If England was 'the first industrial nation', Lancashire was emphatically the first industrial county the first to develop, over a wide area, the combination of steam-powered factory industry and urban sprawl which says 'Industrial Revolution' to most people. It was also one the first fully industrialised areas to experience catastrophic economic decline in the inter-war years. Much has been written about particular aspects of the Lancashire industrial experience, and the social causes and consequences of the changes that took place, but there is not full-length social history of the county as a whole, looking at developments in the long run and comparing and contrasting the patterns of change in the south-eastern textile district, on Merseyside and north of the Ribble. An explanation of Lancashire's unique social history since Elizabethan times is long overdue, and Lancashire a social history, 1558-1939 puts forward a distinctive point of view on the many areas of controversy. How did the 'Industrial Revolution' affect working-class living standards? Why did Lancashire become a stronghold both of Puritan activism and Roman Catholic survival, and what were the long-term consequences of this? Was the 'Industrial Revolution' really funded by the profits of the slave trade? Why was working-class Lancashire in the nineteenth century apparently first Chartist, then Conservative? Was Lancashire the original centre and true home of 'Victorian values', of a culture of thrift, enterprise and self-reliance?
This is the first social history of an English county to span the centuries from the sixteenth to the twentieth, looking at all levels of society and analysing politics and the power structures as well as technological innovation and material wealth.
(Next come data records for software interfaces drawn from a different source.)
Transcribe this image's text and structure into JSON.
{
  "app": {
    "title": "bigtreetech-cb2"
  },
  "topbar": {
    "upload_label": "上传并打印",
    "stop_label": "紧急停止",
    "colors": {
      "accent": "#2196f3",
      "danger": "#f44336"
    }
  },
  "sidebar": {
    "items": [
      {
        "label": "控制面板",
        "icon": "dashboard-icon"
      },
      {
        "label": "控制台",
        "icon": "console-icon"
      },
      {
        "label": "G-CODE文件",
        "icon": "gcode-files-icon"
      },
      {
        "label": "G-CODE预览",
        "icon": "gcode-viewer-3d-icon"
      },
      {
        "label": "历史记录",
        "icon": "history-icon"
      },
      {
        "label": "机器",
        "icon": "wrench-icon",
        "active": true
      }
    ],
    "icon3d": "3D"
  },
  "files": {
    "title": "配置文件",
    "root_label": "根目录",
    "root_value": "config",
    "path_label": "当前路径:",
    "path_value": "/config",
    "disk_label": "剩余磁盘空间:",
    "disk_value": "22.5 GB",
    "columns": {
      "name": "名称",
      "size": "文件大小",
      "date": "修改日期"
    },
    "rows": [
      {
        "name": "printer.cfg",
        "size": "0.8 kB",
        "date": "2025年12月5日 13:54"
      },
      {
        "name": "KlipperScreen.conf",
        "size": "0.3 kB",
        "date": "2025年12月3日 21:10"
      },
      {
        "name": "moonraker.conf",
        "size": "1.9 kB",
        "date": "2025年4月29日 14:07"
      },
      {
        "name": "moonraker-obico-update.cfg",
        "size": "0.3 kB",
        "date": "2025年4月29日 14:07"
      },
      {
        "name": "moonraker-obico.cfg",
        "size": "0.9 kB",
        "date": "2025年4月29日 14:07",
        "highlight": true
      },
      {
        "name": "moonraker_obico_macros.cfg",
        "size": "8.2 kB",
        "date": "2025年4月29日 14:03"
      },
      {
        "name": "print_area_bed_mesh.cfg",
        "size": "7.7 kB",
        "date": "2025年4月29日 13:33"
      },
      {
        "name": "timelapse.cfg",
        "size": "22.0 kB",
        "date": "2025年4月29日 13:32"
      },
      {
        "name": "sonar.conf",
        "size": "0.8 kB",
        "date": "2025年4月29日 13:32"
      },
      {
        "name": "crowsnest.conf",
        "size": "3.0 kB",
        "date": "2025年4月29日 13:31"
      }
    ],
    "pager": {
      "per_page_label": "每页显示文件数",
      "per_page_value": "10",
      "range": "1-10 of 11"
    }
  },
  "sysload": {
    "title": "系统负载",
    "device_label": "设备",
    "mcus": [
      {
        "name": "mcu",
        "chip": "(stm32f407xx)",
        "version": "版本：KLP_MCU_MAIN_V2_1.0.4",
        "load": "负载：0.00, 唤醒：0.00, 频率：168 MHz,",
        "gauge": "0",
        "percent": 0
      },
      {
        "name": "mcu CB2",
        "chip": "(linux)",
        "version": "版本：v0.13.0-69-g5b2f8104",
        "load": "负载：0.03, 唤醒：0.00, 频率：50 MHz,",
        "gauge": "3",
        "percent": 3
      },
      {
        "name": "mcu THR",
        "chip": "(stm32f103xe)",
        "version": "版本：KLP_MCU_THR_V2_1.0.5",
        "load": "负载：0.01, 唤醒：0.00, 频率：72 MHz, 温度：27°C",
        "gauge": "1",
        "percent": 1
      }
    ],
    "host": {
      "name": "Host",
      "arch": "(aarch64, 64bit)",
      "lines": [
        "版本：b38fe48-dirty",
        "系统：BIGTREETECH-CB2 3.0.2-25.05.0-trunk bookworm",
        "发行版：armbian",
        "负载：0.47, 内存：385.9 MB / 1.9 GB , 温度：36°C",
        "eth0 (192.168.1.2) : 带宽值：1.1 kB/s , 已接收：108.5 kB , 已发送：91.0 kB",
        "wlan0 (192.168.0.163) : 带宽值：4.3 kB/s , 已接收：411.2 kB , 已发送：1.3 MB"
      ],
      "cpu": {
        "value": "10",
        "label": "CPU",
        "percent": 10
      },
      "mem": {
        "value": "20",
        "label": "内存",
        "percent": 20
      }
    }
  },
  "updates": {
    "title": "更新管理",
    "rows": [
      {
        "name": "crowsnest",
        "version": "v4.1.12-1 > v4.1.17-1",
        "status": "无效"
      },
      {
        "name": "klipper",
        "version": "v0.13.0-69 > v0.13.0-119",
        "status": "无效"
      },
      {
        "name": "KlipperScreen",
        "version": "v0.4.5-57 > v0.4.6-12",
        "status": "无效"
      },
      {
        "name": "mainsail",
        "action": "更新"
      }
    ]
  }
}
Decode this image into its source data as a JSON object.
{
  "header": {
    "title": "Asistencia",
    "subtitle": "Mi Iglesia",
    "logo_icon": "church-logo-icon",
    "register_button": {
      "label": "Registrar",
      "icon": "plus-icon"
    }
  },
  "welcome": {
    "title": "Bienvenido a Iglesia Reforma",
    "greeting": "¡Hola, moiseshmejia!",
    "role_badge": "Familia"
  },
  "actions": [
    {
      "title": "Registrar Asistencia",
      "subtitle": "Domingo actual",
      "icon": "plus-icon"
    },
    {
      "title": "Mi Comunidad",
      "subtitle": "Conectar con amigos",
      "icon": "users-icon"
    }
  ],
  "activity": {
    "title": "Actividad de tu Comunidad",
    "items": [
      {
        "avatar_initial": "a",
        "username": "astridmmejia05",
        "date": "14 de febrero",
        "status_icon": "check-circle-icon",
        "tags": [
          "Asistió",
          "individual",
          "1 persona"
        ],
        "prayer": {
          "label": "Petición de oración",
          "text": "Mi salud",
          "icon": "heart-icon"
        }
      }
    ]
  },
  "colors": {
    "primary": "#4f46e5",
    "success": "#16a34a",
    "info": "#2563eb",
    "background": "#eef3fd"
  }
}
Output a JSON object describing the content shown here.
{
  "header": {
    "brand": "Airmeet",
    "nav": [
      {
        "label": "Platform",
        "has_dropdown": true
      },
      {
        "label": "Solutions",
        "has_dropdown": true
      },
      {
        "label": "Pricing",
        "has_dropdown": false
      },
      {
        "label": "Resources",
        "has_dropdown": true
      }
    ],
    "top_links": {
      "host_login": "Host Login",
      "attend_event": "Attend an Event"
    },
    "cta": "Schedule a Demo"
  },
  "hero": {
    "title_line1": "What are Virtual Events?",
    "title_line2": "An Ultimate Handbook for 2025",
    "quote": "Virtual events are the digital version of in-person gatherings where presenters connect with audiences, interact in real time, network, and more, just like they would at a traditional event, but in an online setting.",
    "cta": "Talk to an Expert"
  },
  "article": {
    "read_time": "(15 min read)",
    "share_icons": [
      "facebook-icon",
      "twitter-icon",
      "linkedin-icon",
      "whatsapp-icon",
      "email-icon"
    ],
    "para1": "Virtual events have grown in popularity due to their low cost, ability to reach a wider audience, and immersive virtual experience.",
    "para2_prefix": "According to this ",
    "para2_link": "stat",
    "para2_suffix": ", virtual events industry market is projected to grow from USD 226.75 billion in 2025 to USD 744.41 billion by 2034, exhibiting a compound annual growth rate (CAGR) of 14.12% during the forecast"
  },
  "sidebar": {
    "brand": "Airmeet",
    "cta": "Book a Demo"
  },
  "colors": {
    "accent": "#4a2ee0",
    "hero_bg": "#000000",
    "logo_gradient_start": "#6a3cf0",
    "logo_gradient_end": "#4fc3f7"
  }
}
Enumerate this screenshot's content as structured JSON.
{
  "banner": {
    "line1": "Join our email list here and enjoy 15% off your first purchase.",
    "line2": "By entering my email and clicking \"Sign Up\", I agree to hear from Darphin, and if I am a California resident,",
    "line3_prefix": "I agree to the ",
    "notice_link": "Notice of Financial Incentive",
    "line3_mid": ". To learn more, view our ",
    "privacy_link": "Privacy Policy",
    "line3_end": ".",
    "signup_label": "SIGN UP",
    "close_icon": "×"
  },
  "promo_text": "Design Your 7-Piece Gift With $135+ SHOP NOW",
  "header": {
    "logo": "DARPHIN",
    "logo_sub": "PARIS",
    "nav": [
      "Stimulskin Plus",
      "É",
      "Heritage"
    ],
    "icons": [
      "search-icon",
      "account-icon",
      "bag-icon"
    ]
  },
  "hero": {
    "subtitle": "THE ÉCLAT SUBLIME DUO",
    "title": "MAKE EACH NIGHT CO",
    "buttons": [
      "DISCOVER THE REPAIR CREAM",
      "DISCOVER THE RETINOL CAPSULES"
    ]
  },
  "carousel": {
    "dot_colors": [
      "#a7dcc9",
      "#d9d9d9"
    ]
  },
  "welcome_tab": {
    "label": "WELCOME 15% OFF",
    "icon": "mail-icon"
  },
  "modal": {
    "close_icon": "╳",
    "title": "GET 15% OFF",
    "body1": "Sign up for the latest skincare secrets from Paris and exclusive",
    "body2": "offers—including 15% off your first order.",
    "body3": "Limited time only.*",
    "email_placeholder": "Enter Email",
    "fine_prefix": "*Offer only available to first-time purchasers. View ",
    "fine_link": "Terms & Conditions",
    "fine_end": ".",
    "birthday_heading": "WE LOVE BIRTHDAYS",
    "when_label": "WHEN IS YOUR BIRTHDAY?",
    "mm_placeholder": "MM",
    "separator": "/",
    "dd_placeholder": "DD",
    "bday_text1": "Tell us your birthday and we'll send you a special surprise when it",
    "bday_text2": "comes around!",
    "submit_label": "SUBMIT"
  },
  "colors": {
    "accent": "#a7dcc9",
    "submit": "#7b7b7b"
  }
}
More importantly, it studies a particular vital and controversial place and period, and takes account of continuities as well as changes. Aimed at the sixth former and general reader as well as the academic market, it should become essential reading for historians, and historical geographers, sociologists and economists. -- .